    HIPAA is an acronym for the Health Insurance Portability and Accountability Act, passed by Congress in 1996. The purpose of the Act was to increase the ease with which people could transfer their health care information from one insurer or provider to the next. Congress, as part of HIPAA, required the development of privacy regulations to protect the confidentiality of individually identifiable health care information. The final (HIPAA) privacy rule was issued on August 14, 2002. As of April 14, 2003, The University of Washington is in compliance with the Privacy Rule.

  • What is PHI?

    Protected Health Information is any information pertaining to:

    • the past, present, or future physical or mental health or condition of an individual;
    • the provision of health care to an individual; or
    • the past, present, or future payment for the provision of health care to an individual.

    PHI may be information that is recorded electronically, on paper, or orally. PHI may concern living people or dead people (referred to in the law as "decedents"). PHI does NOT include de-identified information or biological tissue with no accompanying information, such as an accession number or code number that may be linked to an identifier.

  • What kind of research and researchers are affected by the HIPAA regulations?

    Any kind of research conducted under the auspices of the UW and UW Medicine that creates or uses protected health information is subject to the HIPAA regulations. This includes such research activities as clinical trials, chart reviews, epidemiological studies, behavioral, and social science studies, as well as basic science research activities. It includes research that involves the provision of treatment as well as research that provides neither treatment nor diagnosis.

    All researchers, whether or not they are directly connected with UW Medicine, who wish to conduct research involving protected health information must complete HIPAA training before they will be allowed to have access to individually identifiable health information in any form.

  • Who is affected by HIPAA?

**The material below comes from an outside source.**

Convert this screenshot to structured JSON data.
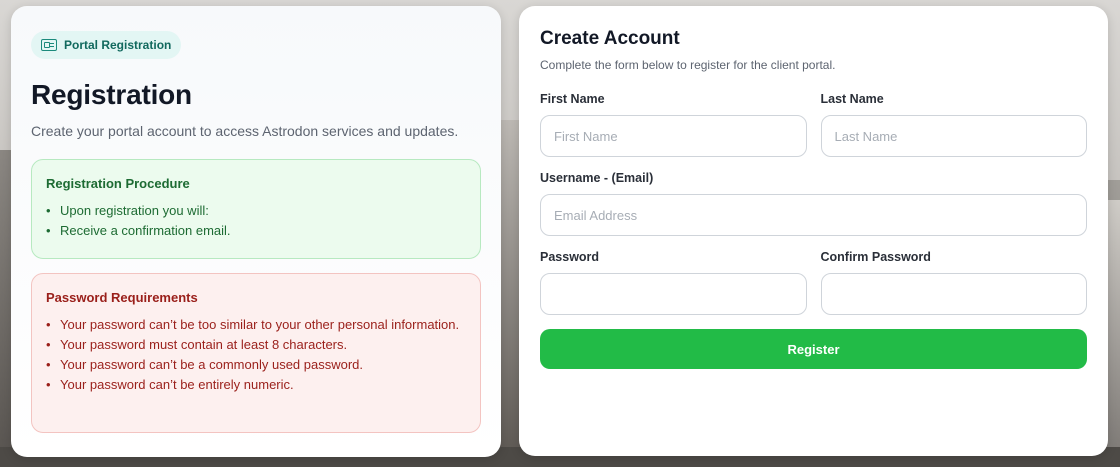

    All researchers (faculty, staff, or students) at the UW who access or create Protected Health Information (PHI) preceding or during the conduct of their research must comply with the HIPAA regulations.